So think about your own math background, own talents, and talk to other students in your department about courses (both with regards to flow from one to another and expectations of professors). I knew 1-2 that had done killer-terms such as mine before (and skipped the modern course, which wasn't offered but once a year anyways), so I just decided it was my turn.
 

Related to Is Taking Quantum Physics Without Completing Modern Physics First a Good Idea?

1. When should I start learning about Quantum Physics?

There is no specific time to start learning about Quantum Physics. However, it is recommended to have a strong foundation in classical physics and mathematics before delving into Quantum Physics.

2. Is there a specific age or educational background required to understand Quantum Physics?

There is no age requirement to understand Quantum Physics. It is a complex subject and requires a strong understanding of mathematics and physics. Therefore, a strong educational background in these subjects is recommended.

3. Can I learn Quantum Physics without having a degree in Physics?

Yes, it is possible to learn Quantum Physics without having a degree in Physics. However, a strong understanding of classical physics and mathematics is necessary, as well as a deep curiosity and willingness to learn.

4. Are there any prerequisites to learning Quantum Physics?

As mentioned before, it is recommended to have a strong foundation in classical physics and mathematics before diving into Quantum Physics. Additionally, having a basic understanding of concepts such as wave-particle duality and probability will make it easier to understand Quantum Physics.
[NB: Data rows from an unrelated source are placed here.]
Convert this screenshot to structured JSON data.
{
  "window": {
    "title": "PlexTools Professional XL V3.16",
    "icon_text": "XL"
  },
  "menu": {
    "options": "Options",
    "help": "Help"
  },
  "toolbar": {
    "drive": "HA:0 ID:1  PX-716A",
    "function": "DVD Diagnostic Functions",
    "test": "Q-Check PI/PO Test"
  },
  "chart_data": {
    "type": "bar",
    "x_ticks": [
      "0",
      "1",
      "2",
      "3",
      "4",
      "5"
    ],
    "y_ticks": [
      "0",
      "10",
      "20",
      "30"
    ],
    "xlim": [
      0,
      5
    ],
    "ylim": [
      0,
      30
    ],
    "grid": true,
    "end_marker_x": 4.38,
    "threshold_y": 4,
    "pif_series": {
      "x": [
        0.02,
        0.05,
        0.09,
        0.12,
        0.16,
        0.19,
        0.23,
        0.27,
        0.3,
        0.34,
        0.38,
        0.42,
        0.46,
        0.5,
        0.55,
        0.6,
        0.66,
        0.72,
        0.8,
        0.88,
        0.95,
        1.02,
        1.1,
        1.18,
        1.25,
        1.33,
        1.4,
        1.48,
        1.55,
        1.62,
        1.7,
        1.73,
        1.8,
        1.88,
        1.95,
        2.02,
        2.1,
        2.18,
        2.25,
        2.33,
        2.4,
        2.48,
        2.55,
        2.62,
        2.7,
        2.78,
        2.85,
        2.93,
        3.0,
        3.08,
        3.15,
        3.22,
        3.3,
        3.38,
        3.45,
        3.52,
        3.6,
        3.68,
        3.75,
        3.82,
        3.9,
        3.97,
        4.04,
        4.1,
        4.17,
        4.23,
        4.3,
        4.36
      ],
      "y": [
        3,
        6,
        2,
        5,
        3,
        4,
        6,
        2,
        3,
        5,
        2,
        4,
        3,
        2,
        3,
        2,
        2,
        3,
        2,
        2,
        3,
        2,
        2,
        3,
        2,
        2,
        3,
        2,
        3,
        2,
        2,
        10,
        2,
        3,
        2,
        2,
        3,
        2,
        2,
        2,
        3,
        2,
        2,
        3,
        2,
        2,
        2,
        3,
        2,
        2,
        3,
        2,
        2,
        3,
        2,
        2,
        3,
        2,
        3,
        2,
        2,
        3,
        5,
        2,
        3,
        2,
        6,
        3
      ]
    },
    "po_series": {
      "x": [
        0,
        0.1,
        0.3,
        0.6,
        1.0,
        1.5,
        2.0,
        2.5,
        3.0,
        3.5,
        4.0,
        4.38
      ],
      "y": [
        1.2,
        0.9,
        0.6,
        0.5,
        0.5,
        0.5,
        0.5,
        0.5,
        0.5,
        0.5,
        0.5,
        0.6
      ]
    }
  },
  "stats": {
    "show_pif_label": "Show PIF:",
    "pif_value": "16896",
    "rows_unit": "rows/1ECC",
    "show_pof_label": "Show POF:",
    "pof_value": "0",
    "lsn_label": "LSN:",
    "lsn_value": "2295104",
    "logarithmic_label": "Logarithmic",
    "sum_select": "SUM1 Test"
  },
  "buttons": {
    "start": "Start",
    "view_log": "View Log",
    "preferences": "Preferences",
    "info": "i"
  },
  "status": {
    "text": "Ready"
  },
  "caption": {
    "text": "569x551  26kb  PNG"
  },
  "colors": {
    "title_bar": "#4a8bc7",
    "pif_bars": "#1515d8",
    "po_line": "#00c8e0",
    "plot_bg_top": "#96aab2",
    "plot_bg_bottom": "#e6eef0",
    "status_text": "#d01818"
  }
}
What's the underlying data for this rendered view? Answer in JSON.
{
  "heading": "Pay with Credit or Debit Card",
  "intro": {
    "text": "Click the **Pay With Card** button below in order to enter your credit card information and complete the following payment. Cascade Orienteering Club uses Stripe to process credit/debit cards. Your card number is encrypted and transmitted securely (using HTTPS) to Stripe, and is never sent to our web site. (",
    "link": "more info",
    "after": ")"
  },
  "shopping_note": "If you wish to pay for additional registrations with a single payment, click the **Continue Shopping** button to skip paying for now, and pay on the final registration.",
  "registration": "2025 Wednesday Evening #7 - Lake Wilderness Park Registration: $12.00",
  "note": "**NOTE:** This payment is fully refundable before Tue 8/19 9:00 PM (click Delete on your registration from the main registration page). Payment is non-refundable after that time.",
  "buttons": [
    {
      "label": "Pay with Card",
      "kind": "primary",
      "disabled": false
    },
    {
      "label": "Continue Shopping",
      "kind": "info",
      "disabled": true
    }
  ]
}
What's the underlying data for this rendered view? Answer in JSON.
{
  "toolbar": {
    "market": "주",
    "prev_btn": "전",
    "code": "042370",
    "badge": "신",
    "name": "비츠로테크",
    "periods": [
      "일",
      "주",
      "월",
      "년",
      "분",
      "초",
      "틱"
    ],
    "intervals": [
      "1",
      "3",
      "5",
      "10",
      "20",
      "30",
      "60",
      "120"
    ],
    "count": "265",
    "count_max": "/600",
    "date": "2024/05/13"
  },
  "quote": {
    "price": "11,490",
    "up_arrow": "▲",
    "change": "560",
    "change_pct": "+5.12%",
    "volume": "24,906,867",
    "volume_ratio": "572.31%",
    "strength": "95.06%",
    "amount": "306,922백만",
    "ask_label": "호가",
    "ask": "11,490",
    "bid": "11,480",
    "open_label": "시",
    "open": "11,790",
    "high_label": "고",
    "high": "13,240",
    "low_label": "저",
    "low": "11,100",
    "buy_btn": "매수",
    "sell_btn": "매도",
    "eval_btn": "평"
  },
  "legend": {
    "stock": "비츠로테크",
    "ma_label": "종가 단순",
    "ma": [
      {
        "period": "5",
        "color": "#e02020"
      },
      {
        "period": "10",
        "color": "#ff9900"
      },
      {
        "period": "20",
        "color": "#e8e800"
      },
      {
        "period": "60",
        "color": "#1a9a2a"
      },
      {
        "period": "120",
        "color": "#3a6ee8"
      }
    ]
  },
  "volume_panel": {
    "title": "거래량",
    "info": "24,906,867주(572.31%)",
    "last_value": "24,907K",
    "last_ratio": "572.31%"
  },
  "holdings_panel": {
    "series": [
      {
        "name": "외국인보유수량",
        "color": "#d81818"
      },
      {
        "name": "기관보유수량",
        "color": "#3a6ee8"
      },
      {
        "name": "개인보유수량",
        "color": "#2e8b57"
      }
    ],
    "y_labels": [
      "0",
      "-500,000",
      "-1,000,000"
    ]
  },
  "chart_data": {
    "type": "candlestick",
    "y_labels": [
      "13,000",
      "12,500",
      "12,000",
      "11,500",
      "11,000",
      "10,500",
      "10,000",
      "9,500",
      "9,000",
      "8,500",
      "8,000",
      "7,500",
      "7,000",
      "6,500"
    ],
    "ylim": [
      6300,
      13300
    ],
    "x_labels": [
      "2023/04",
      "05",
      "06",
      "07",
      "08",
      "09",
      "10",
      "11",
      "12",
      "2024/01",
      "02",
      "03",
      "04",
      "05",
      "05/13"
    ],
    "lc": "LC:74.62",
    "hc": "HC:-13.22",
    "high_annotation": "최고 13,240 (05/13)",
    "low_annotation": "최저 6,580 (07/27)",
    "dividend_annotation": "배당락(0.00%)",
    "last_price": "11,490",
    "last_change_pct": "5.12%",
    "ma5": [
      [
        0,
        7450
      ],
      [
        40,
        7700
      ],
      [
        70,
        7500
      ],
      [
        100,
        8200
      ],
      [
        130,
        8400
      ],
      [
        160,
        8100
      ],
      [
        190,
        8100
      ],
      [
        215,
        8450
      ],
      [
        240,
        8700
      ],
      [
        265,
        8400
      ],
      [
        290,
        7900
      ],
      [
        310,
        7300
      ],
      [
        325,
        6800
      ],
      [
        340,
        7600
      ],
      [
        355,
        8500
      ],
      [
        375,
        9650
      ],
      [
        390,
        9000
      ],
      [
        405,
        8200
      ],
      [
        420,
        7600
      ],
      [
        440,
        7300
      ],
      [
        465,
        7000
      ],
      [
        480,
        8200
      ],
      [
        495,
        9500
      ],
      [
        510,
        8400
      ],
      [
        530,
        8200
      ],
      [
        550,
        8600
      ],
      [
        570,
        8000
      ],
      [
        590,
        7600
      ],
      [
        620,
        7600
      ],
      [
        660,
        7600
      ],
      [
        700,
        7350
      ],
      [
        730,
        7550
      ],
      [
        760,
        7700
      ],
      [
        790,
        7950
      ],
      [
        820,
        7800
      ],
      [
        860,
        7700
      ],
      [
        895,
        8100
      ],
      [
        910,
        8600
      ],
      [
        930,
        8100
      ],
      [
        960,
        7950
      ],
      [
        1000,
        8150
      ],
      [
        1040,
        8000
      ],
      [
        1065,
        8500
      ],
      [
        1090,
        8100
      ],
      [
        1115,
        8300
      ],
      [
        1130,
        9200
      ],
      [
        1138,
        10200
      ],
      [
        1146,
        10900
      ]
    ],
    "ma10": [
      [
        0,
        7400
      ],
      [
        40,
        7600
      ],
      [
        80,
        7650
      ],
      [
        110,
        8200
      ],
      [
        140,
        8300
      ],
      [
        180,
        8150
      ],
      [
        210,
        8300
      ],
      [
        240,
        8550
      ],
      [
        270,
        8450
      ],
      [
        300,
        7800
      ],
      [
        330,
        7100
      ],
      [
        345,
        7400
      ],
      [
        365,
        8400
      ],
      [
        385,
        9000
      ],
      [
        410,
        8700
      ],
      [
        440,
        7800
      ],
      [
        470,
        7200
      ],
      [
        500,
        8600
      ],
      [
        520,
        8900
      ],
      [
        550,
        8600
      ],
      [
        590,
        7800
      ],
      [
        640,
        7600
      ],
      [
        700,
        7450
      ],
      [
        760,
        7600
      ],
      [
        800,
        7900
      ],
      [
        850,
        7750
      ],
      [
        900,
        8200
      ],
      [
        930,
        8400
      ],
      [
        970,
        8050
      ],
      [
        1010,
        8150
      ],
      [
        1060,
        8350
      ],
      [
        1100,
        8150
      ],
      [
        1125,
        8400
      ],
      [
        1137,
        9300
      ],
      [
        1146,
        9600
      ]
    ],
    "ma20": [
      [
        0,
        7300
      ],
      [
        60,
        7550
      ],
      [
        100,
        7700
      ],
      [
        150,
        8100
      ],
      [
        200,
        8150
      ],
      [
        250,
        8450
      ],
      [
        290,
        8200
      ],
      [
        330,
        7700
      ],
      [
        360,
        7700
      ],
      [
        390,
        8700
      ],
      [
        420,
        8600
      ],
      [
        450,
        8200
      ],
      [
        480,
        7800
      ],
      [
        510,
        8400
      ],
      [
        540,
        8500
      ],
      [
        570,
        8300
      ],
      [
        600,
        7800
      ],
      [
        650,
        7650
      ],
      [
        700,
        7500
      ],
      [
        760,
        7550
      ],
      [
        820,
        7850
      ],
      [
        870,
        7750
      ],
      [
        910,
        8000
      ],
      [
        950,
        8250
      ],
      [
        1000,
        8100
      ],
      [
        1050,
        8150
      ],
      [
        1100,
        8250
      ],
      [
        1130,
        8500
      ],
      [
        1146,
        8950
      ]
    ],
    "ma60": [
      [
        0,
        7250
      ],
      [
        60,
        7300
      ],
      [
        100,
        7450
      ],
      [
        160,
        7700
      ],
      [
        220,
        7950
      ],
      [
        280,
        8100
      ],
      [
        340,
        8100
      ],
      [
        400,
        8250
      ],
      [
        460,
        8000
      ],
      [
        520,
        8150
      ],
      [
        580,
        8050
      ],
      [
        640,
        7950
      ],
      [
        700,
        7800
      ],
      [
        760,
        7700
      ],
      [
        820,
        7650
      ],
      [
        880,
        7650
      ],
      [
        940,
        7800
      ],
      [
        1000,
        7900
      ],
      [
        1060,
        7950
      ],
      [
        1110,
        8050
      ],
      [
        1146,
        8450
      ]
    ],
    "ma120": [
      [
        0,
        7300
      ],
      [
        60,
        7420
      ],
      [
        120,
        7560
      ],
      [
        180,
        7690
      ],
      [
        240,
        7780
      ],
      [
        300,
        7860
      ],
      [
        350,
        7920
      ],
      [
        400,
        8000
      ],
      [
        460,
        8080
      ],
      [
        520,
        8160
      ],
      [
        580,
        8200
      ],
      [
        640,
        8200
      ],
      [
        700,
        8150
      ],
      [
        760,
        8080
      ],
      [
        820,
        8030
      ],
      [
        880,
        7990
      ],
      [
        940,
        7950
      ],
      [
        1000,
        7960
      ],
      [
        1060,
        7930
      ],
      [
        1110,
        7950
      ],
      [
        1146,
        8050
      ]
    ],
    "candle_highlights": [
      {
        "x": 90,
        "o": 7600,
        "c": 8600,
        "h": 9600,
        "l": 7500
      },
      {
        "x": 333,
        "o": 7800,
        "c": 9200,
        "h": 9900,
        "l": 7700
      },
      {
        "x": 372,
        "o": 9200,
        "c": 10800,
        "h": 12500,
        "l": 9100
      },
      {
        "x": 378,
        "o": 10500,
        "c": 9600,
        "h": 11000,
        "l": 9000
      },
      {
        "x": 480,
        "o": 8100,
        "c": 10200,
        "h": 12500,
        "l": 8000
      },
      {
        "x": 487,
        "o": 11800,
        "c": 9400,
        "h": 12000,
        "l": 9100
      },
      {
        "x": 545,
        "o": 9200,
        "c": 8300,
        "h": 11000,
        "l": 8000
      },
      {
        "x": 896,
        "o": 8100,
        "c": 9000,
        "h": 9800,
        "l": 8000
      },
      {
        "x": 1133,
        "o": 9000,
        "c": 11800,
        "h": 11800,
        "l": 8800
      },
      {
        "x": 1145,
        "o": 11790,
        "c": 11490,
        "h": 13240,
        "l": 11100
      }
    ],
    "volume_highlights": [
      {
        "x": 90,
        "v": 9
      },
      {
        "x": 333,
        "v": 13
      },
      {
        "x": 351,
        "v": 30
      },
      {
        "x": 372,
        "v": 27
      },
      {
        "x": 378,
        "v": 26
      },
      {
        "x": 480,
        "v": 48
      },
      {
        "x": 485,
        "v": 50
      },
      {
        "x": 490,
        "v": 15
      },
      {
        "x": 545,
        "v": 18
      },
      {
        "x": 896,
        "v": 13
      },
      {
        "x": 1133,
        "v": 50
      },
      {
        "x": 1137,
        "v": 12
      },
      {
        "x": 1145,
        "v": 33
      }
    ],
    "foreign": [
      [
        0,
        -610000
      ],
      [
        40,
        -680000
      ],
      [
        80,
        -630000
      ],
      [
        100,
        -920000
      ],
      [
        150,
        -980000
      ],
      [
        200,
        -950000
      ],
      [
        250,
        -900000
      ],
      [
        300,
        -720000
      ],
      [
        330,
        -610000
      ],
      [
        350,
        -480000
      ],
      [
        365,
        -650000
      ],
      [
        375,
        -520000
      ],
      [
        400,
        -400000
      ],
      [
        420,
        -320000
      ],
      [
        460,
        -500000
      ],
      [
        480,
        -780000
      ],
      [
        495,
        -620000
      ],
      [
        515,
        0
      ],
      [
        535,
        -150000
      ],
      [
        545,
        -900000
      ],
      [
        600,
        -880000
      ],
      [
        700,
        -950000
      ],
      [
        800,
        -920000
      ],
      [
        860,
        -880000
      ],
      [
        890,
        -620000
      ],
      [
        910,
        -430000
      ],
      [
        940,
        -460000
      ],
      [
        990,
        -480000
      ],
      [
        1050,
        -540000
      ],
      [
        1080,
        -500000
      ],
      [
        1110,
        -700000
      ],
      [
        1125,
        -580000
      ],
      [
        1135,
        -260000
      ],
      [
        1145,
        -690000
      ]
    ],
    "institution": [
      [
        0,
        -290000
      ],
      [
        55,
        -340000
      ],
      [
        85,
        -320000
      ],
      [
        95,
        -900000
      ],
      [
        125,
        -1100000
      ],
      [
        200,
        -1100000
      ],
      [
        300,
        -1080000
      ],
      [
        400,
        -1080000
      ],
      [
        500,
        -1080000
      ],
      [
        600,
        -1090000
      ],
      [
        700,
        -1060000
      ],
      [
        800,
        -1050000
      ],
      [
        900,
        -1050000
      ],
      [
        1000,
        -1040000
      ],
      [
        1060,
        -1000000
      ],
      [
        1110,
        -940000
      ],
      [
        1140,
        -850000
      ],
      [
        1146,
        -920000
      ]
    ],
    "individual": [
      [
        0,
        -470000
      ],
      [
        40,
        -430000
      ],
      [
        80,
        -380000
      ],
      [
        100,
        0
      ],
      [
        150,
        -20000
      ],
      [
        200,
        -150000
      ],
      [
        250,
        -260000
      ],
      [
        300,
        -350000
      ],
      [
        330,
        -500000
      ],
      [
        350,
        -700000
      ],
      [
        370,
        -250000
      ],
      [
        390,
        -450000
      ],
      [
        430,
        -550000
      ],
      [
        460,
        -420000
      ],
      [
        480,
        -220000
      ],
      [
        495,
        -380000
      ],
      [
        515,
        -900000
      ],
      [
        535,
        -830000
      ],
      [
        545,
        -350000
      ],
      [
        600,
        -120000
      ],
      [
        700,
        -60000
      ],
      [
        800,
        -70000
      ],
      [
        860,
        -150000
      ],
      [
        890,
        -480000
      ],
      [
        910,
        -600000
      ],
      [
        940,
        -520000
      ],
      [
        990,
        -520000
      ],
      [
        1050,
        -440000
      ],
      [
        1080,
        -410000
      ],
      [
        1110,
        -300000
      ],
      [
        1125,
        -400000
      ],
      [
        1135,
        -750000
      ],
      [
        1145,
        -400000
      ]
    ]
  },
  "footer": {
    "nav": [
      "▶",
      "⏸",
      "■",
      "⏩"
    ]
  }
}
5. How long does it take to fully understand Quantum Physics?

Quantum Physics is a complex subject and there is always more to learn. It is not possible to put a specific timeline on how long it will take to fully understand it. It depends on the individual's dedication, previous knowledge, and personal learning pace. However, with consistent studying and practice, one can gain a good understanding of the fundamentals of Quantum Physics in a few years.

Similar threads

Replies
8
Views
236
  • STEM Academic Advising
Replies
6
Views
2K
  • STEM Academic Advising
Replies
5
Views
1K
  • STEM Academic Advising
Replies
4
Views
2K
Replies
10
Views
1K
  • STEM Academic Advising
Replies
11
Views
782
  • STEM Academic Advising
Replies
3
Views
539
Replies
6
Views
171
  • STEM Academic Advising
Replies
9
Views
2K
  • STEM Academic Advising
Replies
7
Views
1K
Back
Top